Knowing the historical context of Shia persecution is important in addressing the ongoing challenges faced by Shia Muslims today. By recognizing the patterns and factors contributing to this persecution, we can work to promote tolerance, understanding, and peace between Sunni and Shia Muslims.

Current Issues and Human Rights Concerns

Today, Shia Muslims continue to face a range of issues and human rights concerns in countries such as Sunni Saudi Arabia, Pakistan, and Bahrain. These challenges include discrimination in access to education, employment, and healthcare; restrictions on religious practice; and targeted violence and persecution.

Tackling these current issues and human rights concerns is necessary for ensuring the protection and well-being of Shia Muslims worldwide.

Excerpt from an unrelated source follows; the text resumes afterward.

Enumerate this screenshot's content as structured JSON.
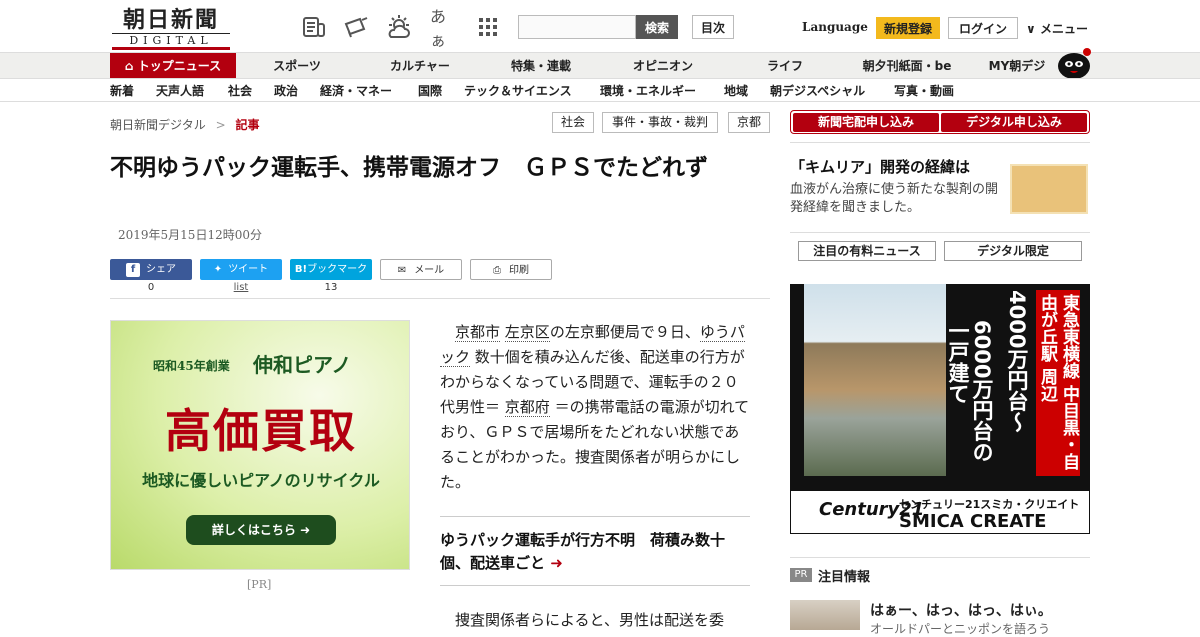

By raising awareness of these challenges and advocating for the rights of Shia Muslims, we can contribute to fostering peace, understanding, and cooperation between Sunni and Shia Muslims in the global community.


Throughout this exploration of Shia Islam, we have delved into its roots, beliefs, and practices, as well as the political dynamics that have shaped the Sunni-Shia divide. We have also examined the diverse range of sects and modern interpretations within Shia Islam, and the challenges faced by Shia Muslims worldwide. By understanding the complexities and nuances of this major branch of Islam, we can foster greater tolerance, understanding, and cooperation between Sunni and Shia Muslims, promoting peace and unity in the Muslim world.

Frequently Asked Questions

What do Shias believe?

Shia Muslims believe that Ali ibn Abi Talib, Prophet Muhammad's cousin and son-in-law, should have been designated successor to Muhammad as Islam's spiritual and political leader. They also believe in the divine order of Ali and his descendants, whereas Sunnis oppose political succession based on Prophet Muhammad's bloodline.

What is difference between Shia and Sunni?

Shia Muslims believe in a divine order in which Ali and his descendants should lead the community, whereas Sunni Muslims reject this idea and instead support following the Prophet Mohammed's way.

Is Saudi Arabia Sunni or Shia?

Saudi Arabia is overwhelmingly Sunni, with estimates ranging from 85-90 percent of the population being adherents of this branch of Islam. It is the birthplace of Islam and its Wahhabi interpretation of Sunni Islam has been especially influential in recent times.

Are all Muslims either Sunni or Shia?

Overall, most Muslims identify as Sunnis or Shias. However, there is a sizable portion of Muslims who do not identify with either sect and simply consider themselves "just a Muslim."

Where are the majority of Shia Muslims located?

The majority of Shia Muslims reside in Iran, Iraq, Azerbaijan, and Bahrain, with significant populations also found in Lebanon, Kuwait, Turkey, Pakistan, and Afghanistan.